[Component data from apps and pages]
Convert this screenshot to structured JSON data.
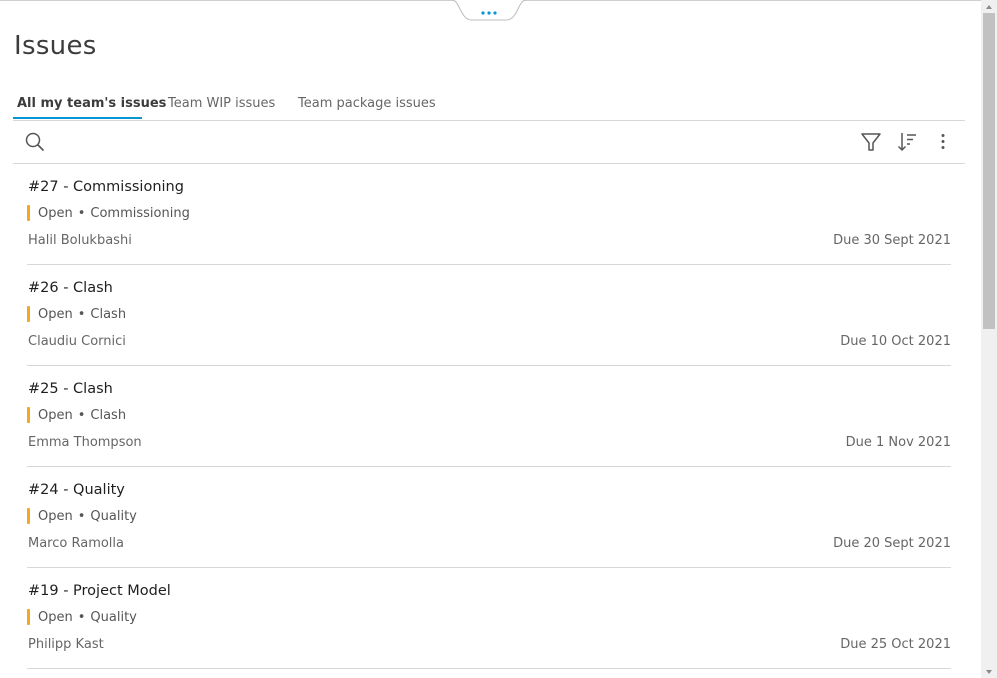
{
  "page": {
    "title": "Issues"
  },
  "tabs": [
    {
      "label": "All my team's issues",
      "active": true
    },
    {
      "label": "Team WIP issues",
      "active": false
    },
    {
      "label": "Team package issues",
      "active": false
    }
  ],
  "toolbar": {
    "search_icon": "search-icon",
    "filter_icon": "filter-icon",
    "sort_icon": "sort-icon",
    "more_icon": "more-vertical-icon"
  },
  "colors": {
    "accent": "#0696d7",
    "status_open": "#f5a623"
  },
  "issues": [
    {
      "title": "#27 - Commissioning",
      "status": "Open",
      "type": "Commissioning",
      "assignee": "Halil Bolukbashi",
      "due": "Due 30 Sept 2021"
    },
    {
      "title": "#26 - Clash",
      "status": "Open",
      "type": "Clash",
      "assignee": "Claudiu Cornici",
      "due": "Due 10 Oct 2021"
    },
    {
      "title": "#25 - Clash",
      "status": "Open",
      "type": "Clash",
      "assignee": "Emma Thompson",
      "due": "Due 1 Nov 2021"
    },
    {
      "title": "#24 - Quality",
      "status": "Open",
      "type": "Quality",
      "assignee": "Marco Ramolla",
      "due": "Due 20 Sept 2021"
    },
    {
      "title": "#19 - Project Model",
      "status": "Open",
      "type": "Quality",
      "assignee": "Philipp Kast",
      "due": "Due 25 Oct 2021"
    }
  ]
}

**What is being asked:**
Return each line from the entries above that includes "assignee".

**Answer area:**
      "assignee": "Halil Bolukbashi",
      "assignee": "Claudiu Cornici",
      "assignee": "Emma Thompson",
      "assignee": "Marco Ramolla",
      "assignee": "Philipp Kast",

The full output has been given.